With winter comes swift changes in the temperature plus rain and snow in the mountains. Our four legged family members can be adversely effected by the cold temperatures.
Dogs and cats left outside in the cold weather can suffer hypothermia. They need warm dry areas that can be protected from the chilling winds. Dog or cat houses need to be positioned so the entrance is not facing the incoming wind. Blankets, beds, or even straw need to line the shelter and provide protection from the cold temperatures, rain, and wind. Airline crates with the doors removed, bedding on the floor and wrapped in blankets or tarps can provide shelter for smaller pets.
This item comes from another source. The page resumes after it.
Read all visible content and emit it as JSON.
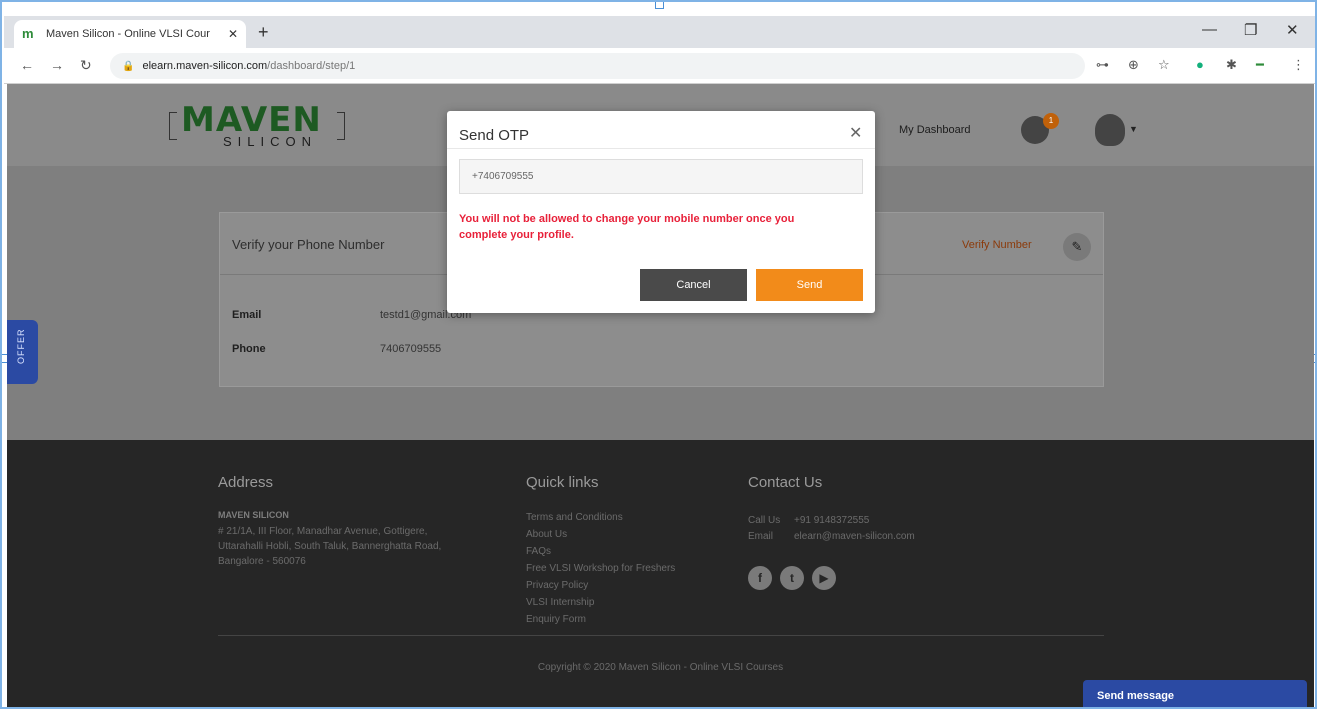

With family trips to the mountains and colder temperatures in the valley, our dogs and cats are susceptible to frostbite on feet, tails and ears. Watch for symptoms including blisters from frostbite, which will turn black and slough off. If you are planning a long hike in the snow with your dog, or considering allowing him to follow while you ski cross country, consider snow boots for your four legged family member.
Ice, whether on sidewalks, streets, streams or lakes, can result in your dog falling or sliding across the ice and being injured. Lakes and streams can present other dangers if the ice is thin and breaks; your dog can fall into a cold stream or lake.
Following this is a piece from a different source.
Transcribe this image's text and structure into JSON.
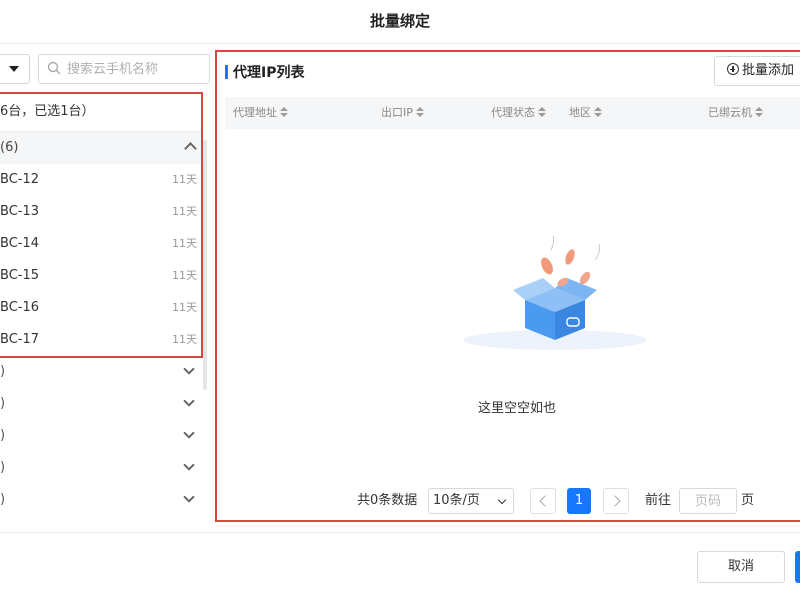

Remember to change outside water daily. Water in bowels can freeze when the night temperatures fall below 32 degrees, preventing your pets from drinking. Dehydration can be just as much a problem in the winter as in summer.
Call us at (559) 432-0887 if you need assistance.